Our studio proposed a flexible architecture and flexible comfort zone. We though about the ways in which we can vary the controllability of architecture. The line between, ours, yours and theirs can move, blur or go away entirely. In so doing we can expand spaces and begin to consider our actual needs, which more often than not concern the people around us. With the creation of an architectural language that opens up to an outside we can also rethink our relation to the elements, which, like people, need to be mitigated but not pushed away entirely. We must enjoy the friction between us.

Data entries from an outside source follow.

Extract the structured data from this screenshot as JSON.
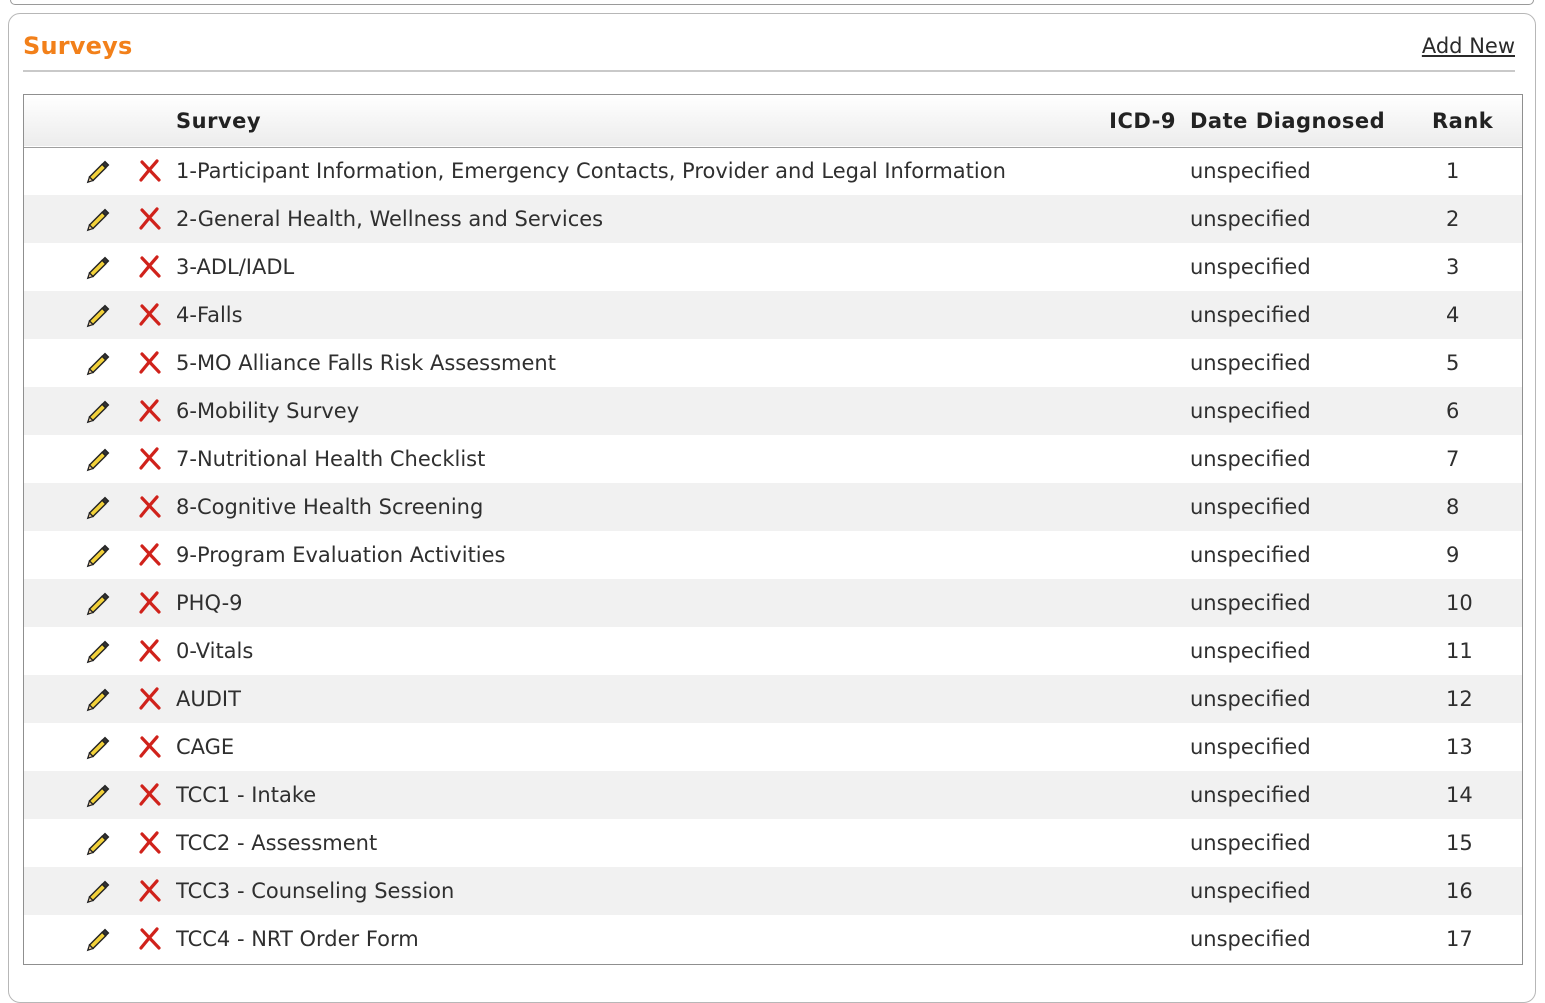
{
  "panel": {
    "title": "Surveys",
    "add_new_label": "Add New"
  },
  "icons": {
    "edit": "pencil-icon",
    "delete": "red-x-icon"
  },
  "colors": {
    "title": "#f2801a",
    "delete": "#d0221b",
    "row_alt": "#f1f1f1"
  },
  "table": {
    "headers": {
      "survey": "Survey",
      "icd9": "ICD-9",
      "date_diagnosed": "Date Diagnosed",
      "rank": "Rank"
    },
    "rows": [
      {
        "survey": "1-Participant Information, Emergency Contacts, Provider and Legal Information",
        "icd9": "",
        "date": "unspecified",
        "rank": "1"
      },
      {
        "survey": "2-General Health, Wellness and Services",
        "icd9": "",
        "date": "unspecified",
        "rank": "2"
      },
      {
        "survey": "3-ADL/IADL",
        "icd9": "",
        "date": "unspecified",
        "rank": "3"
      },
      {
        "survey": "4-Falls",
        "icd9": "",
        "date": "unspecified",
        "rank": "4"
      },
      {
        "survey": "5-MO Alliance Falls Risk Assessment",
        "icd9": "",
        "date": "unspecified",
        "rank": "5"
      },
      {
        "survey": "6-Mobility Survey",
        "icd9": "",
        "date": "unspecified",
        "rank": "6"
      },
      {
        "survey": "7-Nutritional Health Checklist",
        "icd9": "",
        "date": "unspecified",
        "rank": "7"
      },
      {
        "survey": "8-Cognitive Health Screening",
        "icd9": "",
        "date": "unspecified",
        "rank": "8"
      },
      {
        "survey": "9-Program Evaluation Activities",
        "icd9": "",
        "date": "unspecified",
        "rank": "9"
      },
      {
        "survey": "PHQ-9",
        "icd9": "",
        "date": "unspecified",
        "rank": "10"
      },
      {
        "survey": "0-Vitals",
        "icd9": "",
        "date": "unspecified",
        "rank": "11"
      },
      {
        "survey": "AUDIT",
        "icd9": "",
        "date": "unspecified",
        "rank": "12"
      },
      {
        "survey": "CAGE",
        "icd9": "",
        "date": "unspecified",
        "rank": "13"
      },
      {
        "survey": "TCC1 - Intake",
        "icd9": "",
        "date": "unspecified",
        "rank": "14"
      },
      {
        "survey": "TCC2 - Assessment",
        "icd9": "",
        "date": "unspecified",
        "rank": "15"
      },
      {
        "survey": "TCC3 - Counseling Session",
        "icd9": "",
        "date": "unspecified",
        "rank": "16"
      },
      {
        "survey": "TCC4 - NRT Order Form",
        "icd9": "",
        "date": "unspecified",
        "rank": "17"
      }
    ]
  }
}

Our studio attempted to take on such a project in New York. The means to that objective included, but was not limited to, the understanding and documentation of previous forms of shared building. Our final site was 1355 Myrtle Avenue, Brooklyn. The program was primary living. We suggested a diversity of unit types and potential tenants, one of which needed to be the architect his or herself. The success of the studio was based on the innovative mediation between public and private, inside and outside and the task was to find new and intelligent ways of blurring the boundaries between people.
Jayeon Kim A/B
Rebecca Levy C/D/E